Old Québec City, Québec
The charming French Canadian city of Québec is over 400 years old, and is the only fortified city north of Mexico. In fact, UNESCO lists it as one of the best-preserved examples of a fortified colonial city. While you're in town, you'll want stop at the Fairmont Château Frontenac, which towers over the old town above the banks of the St. Lawrence River and claims to be the most photographed hotel in the world. The hotel opened in 1893 to encourage people to take a luxury train ride to visit the once-secluded area, and since then, Château Frontenac has housed a wide range of celebrities, including Grace Kelly, Charlie Chaplin, and Céline Dion.
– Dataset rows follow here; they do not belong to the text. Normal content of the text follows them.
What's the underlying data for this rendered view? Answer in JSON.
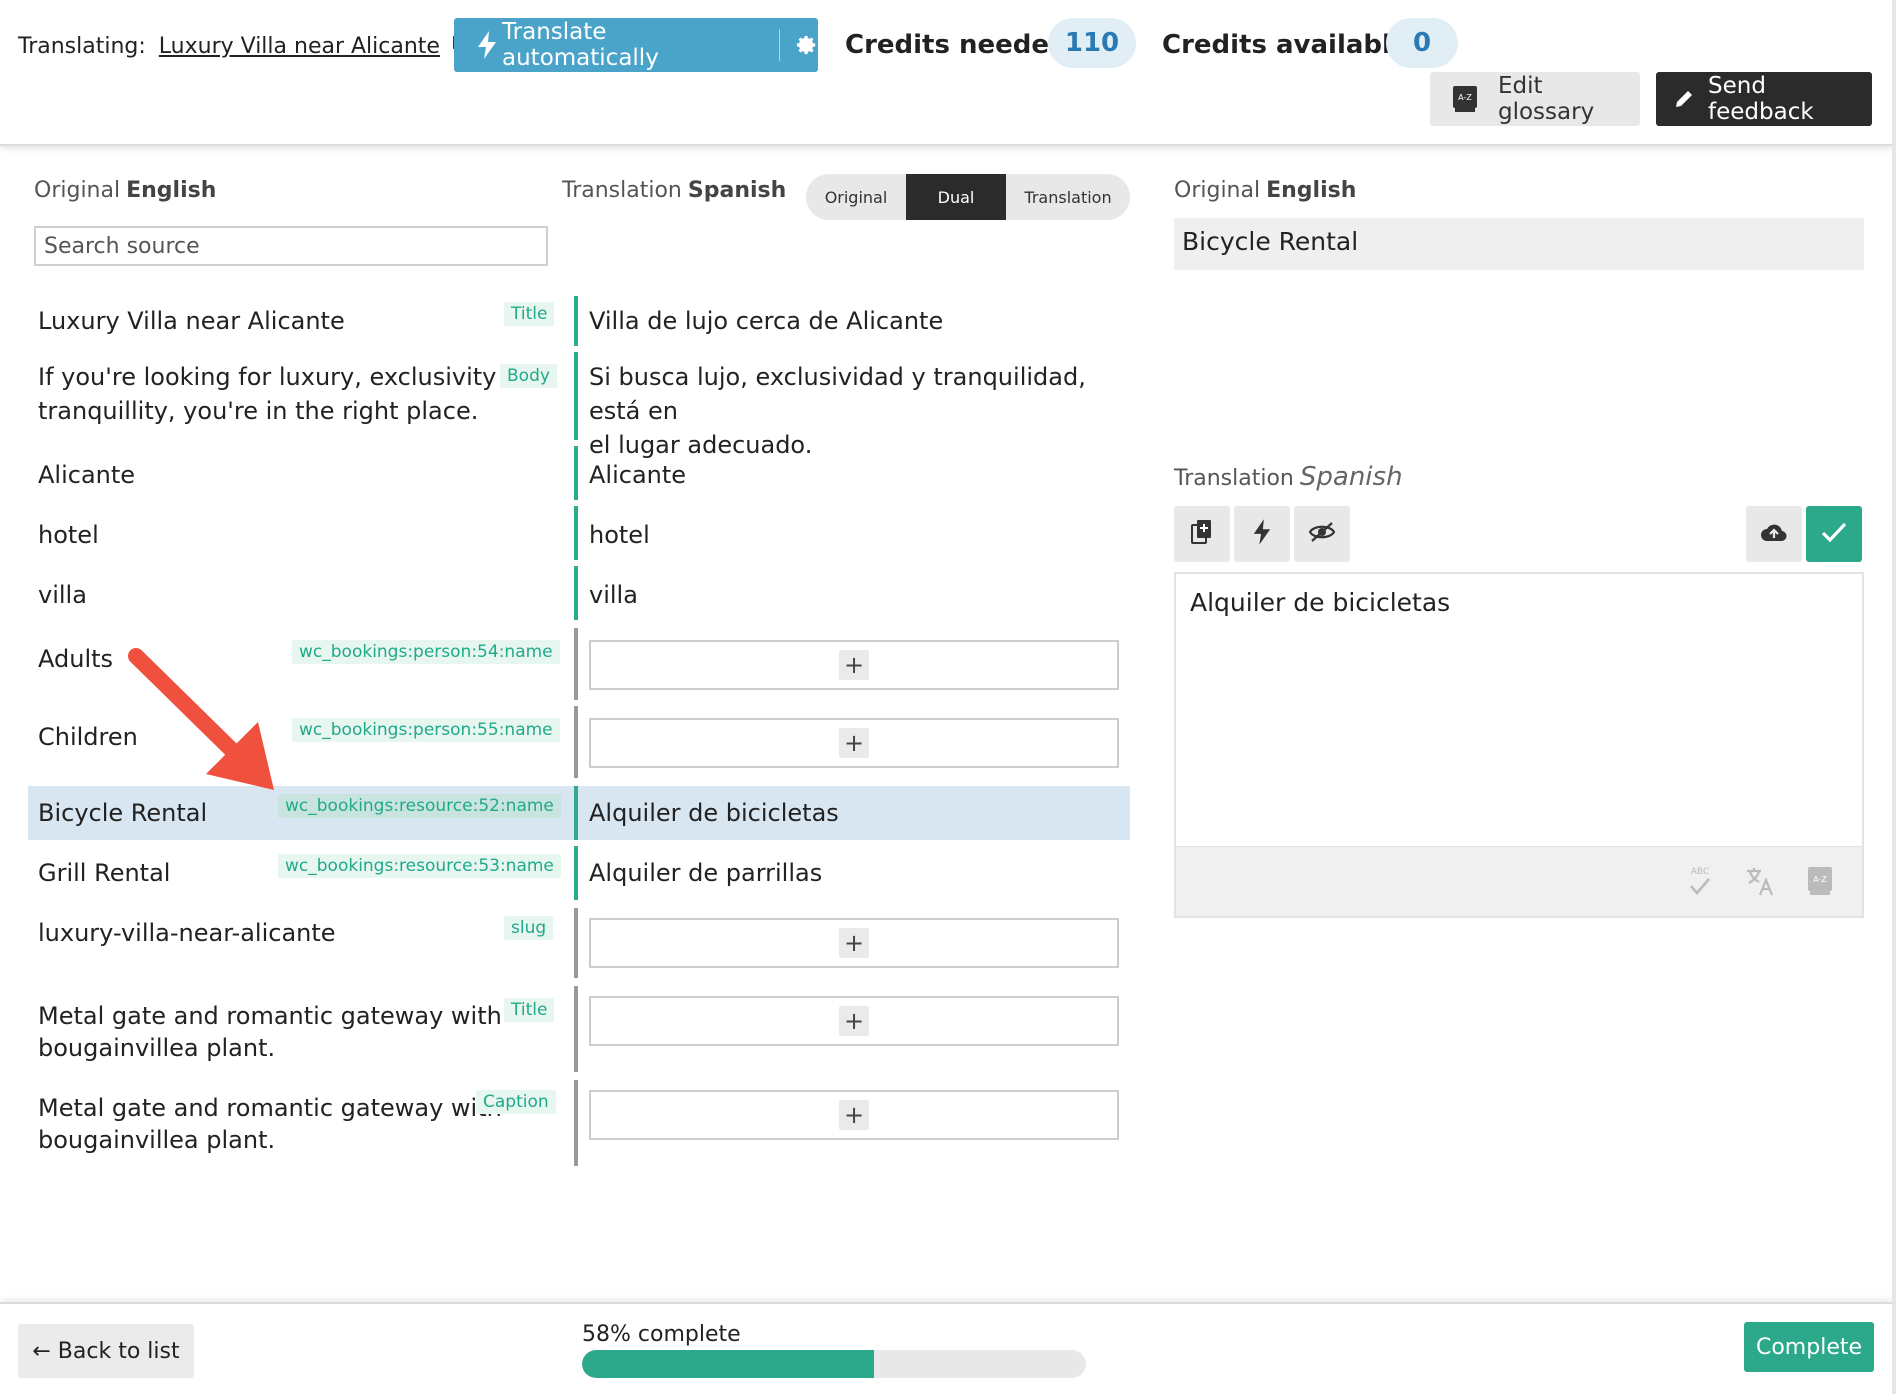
{
  "header": {
    "translating_label": "Translating:",
    "translating_link": "Luxury Villa near Alicante",
    "translate_auto_label": "Translate automatically",
    "credits_needed_label": "Credits needed",
    "credits_needed_value": "110",
    "credits_available_label": "Credits available",
    "credits_available_value": "0",
    "edit_glossary_label": "Edit glossary",
    "send_feedback_label": "Send feedback"
  },
  "left": {
    "original_label": "Original",
    "original_lang": "English",
    "translation_label": "Translation",
    "translation_lang": "Spanish",
    "search_placeholder": "Search source",
    "view_modes": [
      "Original",
      "Dual",
      "Translation"
    ],
    "active_view": "Dual"
  },
  "rows": [
    {
      "source": "Luxury Villa near Alicante",
      "tag": "Title",
      "translation": "Villa de lujo cerca de Alicante"
    },
    {
      "source_lines": [
        "If you're looking for luxury, exclusivity and",
        "tranquillity, you're in the right place."
      ],
      "tag": "Body",
      "translation_lines": [
        "Si busca lujo, exclusividad y tranquilidad, está en",
        "el lugar adecuado."
      ]
    },
    {
      "source": "Alicante",
      "tag": "",
      "translation": "Alicante"
    },
    {
      "source": "hotel",
      "tag": "",
      "translation": "hotel"
    },
    {
      "source": "villa",
      "tag": "",
      "translation": "villa"
    },
    {
      "source": "Adults",
      "tag": "wc_bookings:person:54:name",
      "translation": ""
    },
    {
      "source": "Children",
      "tag": "wc_bookings:person:55:name",
      "translation": ""
    },
    {
      "source": "Bicycle Rental",
      "tag": "wc_bookings:resource:52:name",
      "translation": "Alquiler de bicicletas",
      "selected": true
    },
    {
      "source": "Grill Rental",
      "tag": "wc_bookings:resource:53:name",
      "translation": "Alquiler de parrillas"
    },
    {
      "source": "luxury-villa-near-alicante",
      "tag": "slug",
      "translation": ""
    },
    {
      "source_lines": [
        "Metal gate and romantic gateway with",
        "bougainvillea plant."
      ],
      "tag": "Title",
      "translation": ""
    },
    {
      "source_lines": [
        "Metal gate and romantic gateway with",
        "bougainvillea plant."
      ],
      "tag": "Caption",
      "translation": ""
    }
  ],
  "add_label": "+",
  "right": {
    "original_label": "Original",
    "original_lang": "English",
    "original_text": "Bicycle Rental",
    "translation_label": "Translation",
    "translation_lang": "Spanish",
    "editor_text": "Alquiler de bicicletas",
    "toolbar_icons": [
      "copy-source-icon",
      "bolt-icon",
      "hide-icon",
      "cloud-upload-icon",
      "checkmark-icon"
    ],
    "footer_icons": [
      "spellcheck-icon",
      "translate-icon",
      "glossary-icon"
    ]
  },
  "footer": {
    "back_label": "← Back to list",
    "progress_label": "58% complete",
    "progress_value": 0.58,
    "complete_label": "Complete"
  },
  "colors": {
    "accent_blue": "#4aa3c8",
    "accent_green": "#2ba98a",
    "selected_row": "#d7e6f1",
    "annotation_arrow": "#f0513e"
  }
}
Another must-see in Old Québec is the Petit-Champlain district and Place Royale. Dating back to 1608, this is the site of North America's first French settlement. It is also home to the oldest stone church in North America, the Notre-Dame-des-Victoires. Strolling through the Petit-Champlain district, you'll feel like you've just stepped into a fairy-tale — the quaint cobblestone streets and unique local boutiques only add to the charm.
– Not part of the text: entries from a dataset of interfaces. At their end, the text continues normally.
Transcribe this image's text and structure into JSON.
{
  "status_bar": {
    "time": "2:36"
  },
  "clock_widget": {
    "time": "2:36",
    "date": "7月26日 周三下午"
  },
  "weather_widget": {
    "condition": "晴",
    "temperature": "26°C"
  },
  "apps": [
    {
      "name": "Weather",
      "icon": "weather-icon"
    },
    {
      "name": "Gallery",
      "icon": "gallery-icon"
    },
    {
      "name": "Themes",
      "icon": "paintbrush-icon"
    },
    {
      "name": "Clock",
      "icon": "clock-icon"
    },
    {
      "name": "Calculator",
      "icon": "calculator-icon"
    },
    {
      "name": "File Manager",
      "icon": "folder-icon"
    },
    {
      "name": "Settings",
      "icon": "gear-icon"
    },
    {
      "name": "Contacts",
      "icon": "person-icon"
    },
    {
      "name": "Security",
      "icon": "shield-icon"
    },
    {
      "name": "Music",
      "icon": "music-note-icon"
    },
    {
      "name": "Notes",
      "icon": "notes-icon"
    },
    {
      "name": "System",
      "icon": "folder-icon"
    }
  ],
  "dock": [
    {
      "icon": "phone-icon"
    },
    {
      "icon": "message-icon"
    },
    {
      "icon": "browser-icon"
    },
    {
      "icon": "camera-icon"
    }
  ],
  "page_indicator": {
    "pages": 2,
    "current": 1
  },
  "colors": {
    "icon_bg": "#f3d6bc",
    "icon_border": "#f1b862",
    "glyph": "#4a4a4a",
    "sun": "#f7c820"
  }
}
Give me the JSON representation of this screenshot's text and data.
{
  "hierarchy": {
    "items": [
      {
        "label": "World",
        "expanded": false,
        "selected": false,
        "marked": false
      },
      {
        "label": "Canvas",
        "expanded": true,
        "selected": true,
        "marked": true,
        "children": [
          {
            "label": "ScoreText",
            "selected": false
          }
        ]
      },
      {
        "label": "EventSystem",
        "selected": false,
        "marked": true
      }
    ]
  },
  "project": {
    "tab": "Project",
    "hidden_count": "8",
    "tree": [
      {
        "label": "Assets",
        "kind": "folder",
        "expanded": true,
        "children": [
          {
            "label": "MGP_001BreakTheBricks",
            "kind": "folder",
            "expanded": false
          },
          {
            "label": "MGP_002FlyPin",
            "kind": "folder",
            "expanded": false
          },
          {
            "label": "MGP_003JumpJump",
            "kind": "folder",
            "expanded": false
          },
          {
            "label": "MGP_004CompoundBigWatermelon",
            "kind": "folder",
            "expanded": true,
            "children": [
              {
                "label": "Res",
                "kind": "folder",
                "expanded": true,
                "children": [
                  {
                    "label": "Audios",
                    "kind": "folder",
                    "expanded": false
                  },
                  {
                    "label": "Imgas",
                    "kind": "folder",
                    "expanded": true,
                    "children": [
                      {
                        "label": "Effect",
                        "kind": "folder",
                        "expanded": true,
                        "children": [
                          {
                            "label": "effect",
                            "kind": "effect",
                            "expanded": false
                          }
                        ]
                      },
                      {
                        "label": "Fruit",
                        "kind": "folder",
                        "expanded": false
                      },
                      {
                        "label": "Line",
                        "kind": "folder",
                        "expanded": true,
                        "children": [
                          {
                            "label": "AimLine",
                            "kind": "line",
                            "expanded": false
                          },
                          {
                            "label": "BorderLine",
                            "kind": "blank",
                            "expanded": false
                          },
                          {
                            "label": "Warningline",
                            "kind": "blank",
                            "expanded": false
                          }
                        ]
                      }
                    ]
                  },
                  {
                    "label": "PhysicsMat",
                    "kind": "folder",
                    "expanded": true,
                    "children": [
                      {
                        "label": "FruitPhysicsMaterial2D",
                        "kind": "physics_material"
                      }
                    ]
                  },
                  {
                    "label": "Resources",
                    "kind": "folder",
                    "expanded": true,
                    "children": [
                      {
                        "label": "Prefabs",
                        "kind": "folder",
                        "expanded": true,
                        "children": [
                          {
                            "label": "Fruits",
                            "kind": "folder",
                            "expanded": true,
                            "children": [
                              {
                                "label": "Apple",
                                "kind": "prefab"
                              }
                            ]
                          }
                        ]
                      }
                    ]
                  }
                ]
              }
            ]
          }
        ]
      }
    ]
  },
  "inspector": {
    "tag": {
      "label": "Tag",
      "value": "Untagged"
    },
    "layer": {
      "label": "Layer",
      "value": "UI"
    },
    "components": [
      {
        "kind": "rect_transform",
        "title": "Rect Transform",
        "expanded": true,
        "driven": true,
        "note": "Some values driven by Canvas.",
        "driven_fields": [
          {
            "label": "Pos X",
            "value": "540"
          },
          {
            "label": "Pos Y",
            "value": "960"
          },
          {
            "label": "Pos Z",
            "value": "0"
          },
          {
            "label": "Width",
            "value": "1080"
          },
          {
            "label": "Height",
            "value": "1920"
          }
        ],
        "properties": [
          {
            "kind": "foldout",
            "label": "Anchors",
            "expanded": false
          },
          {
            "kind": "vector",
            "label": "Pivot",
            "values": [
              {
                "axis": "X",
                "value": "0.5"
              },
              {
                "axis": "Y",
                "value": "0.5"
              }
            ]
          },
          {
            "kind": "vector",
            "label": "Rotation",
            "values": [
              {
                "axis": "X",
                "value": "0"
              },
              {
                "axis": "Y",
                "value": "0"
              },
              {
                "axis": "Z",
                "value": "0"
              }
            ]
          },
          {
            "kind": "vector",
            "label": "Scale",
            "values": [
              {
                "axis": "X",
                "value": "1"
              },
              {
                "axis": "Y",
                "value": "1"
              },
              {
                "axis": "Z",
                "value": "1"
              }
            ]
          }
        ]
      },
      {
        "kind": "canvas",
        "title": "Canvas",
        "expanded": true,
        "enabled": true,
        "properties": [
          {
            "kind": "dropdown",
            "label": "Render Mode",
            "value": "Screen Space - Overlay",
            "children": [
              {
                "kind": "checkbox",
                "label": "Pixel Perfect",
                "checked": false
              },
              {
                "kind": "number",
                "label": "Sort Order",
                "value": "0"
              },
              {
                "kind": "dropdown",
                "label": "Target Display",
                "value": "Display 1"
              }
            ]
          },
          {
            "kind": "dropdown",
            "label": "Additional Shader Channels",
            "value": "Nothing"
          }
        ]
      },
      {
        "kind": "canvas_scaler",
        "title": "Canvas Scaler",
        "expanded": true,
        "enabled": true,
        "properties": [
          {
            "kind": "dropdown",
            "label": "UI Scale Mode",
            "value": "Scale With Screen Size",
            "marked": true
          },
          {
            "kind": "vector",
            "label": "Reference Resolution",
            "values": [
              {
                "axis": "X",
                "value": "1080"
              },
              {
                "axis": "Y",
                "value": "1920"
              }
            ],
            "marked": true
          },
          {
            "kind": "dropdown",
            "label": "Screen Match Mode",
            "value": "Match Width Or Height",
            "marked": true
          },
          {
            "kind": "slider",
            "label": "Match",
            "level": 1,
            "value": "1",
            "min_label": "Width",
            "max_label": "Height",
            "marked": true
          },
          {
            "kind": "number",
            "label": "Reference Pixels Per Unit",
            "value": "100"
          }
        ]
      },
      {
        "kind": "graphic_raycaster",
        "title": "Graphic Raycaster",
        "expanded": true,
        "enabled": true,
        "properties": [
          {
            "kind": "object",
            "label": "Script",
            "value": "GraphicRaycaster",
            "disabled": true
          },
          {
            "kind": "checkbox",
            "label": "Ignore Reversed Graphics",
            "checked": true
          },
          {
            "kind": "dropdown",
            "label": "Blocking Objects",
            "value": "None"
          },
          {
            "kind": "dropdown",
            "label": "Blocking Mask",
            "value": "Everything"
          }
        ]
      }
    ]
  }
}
Áísínai'pi (Writing-on-Stone), Alberta
Designated a World Heritage Site in 2019, Áísínai'pi in southern Alberta is the most recent addition to Canada's collection of UNESCO-recognized landmarks. In the Blackfoot language, Áísínai'pi translates roughly to "it is written" — an appropriate name for the sandstone cliffs that feature artwork dating as far back as 1050 BCE. The majority of this ancient artwork can be attributed to the Siksikaitsitapi, or Blackfoot Nation, although some of it may also be the work of other Indigenous groups who traveled through the area. Human beings, horses, deer, sheep, and elk are a few of the most commonly featured subjects of this rock art.
Áísínai'pi is a sacred place for Blackfoot Nation. For centuries, this group has been performing ceremonies in the area to keep ancient traditions alive and to uphold the appropriate level of respect for such an important place. In addition to the ancient engravings and artwork found on the cliffs in this area, the landscape around Áísínai'pi is incredibly striking. It contains a number of hoodoos — tall pillars of rocks that have been sculpted into unique shapes through the process of erosion. The beautiful landscape combined with the awe-inspiring ancient artwork make Áísínai'pi a spot that should definitely not be missed.